"Beyond the Mediterranean area, the fall of meteorites was perceived as a divine message in other ancient cultures," the researchers write. "It is generally accepted that other civilizations around the world, including the Inuit people; the ancient civilizations in Tibet, Syria and Mesopotamia; and the prehistoric Hopewell people living in eastern North America from 400 BCE to 400 CE, used meteoritic iron for the production of small tools and ceremonial objects."

For understandable reasons, ancient peoples watched the stars in the heavens — and the objects that seemed to descend from there — with intense curiosity and awe.

“The sky was very important to the ancient Egyptians,” British Egyptologist Joyce Tyldesley told Nature. “Something that falls from the sky is going to be considered as a gift from the gods.”

Metals extracted from space debris were used by myriad cultures across the centuries to create totems of power. Not long ago, the Smithsonian exhibited a 17th-century knife that was once in the possession of the Mughal emperor Jahangir. Recent analysis of the blade found that it, too, was crafted with ore from a meteorite.

In 2006, an Austrian astrochemist discovered that the glass affixed to a jewel also found in Tutankhamun's tomb was probably formed by the heat generated from a meteorite impacting the Earth.

Despite his seeming hoard of otherworldly artifacts, Tutankhamun himself was a small, tragic figure.

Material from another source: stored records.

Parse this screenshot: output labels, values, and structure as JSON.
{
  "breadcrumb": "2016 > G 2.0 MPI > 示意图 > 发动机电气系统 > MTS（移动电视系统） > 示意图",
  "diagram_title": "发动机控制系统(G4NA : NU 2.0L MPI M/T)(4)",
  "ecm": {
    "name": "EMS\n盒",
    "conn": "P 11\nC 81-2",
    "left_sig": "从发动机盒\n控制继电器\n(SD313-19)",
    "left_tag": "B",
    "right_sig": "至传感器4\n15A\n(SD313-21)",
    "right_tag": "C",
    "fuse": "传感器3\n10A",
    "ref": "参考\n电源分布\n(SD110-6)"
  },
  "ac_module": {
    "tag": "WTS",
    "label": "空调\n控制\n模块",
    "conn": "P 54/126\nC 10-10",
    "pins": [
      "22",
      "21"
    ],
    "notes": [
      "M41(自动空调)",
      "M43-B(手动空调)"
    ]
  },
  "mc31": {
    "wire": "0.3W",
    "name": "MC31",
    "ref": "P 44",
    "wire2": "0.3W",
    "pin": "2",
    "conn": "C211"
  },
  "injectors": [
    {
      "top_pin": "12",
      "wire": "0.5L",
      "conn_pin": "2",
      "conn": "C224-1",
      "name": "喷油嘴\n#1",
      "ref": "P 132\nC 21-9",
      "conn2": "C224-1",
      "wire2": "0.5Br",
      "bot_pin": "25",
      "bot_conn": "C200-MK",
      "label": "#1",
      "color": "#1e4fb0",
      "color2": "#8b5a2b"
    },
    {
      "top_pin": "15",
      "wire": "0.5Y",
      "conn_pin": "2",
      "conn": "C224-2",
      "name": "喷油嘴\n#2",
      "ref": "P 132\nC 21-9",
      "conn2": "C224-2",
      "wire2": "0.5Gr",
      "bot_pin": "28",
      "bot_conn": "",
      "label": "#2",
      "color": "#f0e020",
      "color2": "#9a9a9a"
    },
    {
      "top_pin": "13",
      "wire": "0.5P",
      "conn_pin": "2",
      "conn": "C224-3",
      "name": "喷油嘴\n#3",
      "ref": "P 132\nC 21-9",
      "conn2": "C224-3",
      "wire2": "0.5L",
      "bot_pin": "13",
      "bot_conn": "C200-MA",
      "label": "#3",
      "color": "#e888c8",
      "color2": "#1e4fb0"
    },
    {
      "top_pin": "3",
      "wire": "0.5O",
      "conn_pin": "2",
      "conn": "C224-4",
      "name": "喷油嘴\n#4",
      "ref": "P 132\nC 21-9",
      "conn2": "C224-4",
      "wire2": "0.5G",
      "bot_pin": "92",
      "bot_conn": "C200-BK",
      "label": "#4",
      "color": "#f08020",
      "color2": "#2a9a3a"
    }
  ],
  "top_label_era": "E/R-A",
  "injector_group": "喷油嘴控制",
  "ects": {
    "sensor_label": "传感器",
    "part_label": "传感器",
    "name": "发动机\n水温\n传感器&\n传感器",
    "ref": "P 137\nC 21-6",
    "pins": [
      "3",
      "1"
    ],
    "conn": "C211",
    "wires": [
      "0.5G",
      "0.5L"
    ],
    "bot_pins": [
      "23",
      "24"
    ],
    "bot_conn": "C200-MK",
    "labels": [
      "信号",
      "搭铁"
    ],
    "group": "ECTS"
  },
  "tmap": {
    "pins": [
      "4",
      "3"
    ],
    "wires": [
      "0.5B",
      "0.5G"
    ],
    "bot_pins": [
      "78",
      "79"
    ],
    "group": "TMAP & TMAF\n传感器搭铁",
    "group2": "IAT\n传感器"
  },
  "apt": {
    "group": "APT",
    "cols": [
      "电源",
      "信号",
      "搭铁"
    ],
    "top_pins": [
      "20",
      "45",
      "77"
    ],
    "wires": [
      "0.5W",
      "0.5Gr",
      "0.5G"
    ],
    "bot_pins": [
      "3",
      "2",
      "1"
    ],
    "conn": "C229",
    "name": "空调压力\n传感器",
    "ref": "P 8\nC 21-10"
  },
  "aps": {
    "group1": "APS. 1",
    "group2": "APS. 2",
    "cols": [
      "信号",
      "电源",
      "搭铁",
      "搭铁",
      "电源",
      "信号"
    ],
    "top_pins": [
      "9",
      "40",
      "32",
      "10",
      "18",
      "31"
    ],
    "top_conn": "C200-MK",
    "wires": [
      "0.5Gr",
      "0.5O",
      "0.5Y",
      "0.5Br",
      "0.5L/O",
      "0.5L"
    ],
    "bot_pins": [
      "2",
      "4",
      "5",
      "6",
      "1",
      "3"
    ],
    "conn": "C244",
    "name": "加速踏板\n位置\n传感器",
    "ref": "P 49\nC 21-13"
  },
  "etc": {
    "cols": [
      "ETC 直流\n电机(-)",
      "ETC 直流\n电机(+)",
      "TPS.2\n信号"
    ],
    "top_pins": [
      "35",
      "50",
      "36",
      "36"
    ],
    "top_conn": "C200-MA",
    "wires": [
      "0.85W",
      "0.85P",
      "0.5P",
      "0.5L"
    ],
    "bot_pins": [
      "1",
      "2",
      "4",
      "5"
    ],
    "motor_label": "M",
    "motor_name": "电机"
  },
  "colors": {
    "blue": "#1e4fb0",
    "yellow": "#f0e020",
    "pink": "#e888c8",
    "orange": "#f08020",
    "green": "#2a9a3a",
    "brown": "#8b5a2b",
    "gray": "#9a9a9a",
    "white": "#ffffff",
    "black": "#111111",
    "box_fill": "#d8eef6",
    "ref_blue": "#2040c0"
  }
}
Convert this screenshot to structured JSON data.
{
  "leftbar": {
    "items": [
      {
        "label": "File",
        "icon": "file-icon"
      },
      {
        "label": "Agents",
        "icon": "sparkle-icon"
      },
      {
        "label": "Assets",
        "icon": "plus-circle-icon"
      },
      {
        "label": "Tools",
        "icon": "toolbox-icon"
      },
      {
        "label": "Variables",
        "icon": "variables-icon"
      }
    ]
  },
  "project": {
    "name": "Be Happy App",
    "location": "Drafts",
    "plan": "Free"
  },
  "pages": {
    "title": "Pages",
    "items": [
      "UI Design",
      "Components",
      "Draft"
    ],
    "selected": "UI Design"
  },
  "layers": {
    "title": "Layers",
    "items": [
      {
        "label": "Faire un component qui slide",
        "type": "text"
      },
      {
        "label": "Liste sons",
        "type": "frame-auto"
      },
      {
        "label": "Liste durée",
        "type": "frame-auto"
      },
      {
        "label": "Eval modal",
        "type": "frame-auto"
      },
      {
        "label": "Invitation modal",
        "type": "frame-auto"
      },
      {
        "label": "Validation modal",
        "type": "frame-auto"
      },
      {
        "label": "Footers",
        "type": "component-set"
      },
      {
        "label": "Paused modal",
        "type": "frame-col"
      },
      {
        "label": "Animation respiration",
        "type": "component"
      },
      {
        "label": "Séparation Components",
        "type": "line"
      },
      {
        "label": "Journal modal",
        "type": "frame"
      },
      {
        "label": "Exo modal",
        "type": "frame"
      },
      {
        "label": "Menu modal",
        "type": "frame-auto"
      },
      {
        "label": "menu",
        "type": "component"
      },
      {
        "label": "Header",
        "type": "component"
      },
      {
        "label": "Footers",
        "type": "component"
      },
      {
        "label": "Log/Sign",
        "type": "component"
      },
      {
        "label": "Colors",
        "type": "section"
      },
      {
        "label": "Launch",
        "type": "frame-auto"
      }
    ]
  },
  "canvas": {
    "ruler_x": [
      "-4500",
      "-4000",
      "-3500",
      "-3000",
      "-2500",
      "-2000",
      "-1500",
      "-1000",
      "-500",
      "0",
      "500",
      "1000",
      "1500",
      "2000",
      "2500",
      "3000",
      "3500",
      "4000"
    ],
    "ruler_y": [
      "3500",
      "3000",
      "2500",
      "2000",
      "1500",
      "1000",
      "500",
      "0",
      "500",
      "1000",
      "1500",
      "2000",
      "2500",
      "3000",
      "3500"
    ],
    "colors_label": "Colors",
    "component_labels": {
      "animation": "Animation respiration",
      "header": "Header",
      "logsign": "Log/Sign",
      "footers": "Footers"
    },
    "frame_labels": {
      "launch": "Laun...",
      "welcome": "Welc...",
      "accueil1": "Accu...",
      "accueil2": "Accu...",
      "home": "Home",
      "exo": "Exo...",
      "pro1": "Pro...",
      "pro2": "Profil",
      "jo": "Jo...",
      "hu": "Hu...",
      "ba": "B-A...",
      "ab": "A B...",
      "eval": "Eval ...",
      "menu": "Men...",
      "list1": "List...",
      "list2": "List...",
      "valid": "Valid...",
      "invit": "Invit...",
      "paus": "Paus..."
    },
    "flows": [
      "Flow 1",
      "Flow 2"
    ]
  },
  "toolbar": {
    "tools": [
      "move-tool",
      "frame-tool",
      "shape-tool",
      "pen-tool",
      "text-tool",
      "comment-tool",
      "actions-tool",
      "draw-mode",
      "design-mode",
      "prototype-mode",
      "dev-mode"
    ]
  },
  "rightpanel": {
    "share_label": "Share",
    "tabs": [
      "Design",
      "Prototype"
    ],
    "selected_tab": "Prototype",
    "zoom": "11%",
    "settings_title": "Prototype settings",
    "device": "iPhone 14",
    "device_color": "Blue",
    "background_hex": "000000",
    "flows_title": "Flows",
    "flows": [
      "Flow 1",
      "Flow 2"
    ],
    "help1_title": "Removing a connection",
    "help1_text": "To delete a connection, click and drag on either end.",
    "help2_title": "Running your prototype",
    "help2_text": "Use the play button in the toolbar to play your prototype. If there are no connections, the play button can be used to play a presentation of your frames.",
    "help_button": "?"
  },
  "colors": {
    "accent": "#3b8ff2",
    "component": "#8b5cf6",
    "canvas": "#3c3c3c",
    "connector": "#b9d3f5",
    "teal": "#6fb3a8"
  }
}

A study of his remains found him to be rather ugly and disfigured; his myriad ailments and illnesses led to his death at such a young age.

More on WorldViews

The forgotten story of European refugee camps in the Middle East

A 12-year-old kid unearthed an ancient Egyptian relic in Israel

Was Moses real?

How ancient ruins are perfect propaganda in the Middle East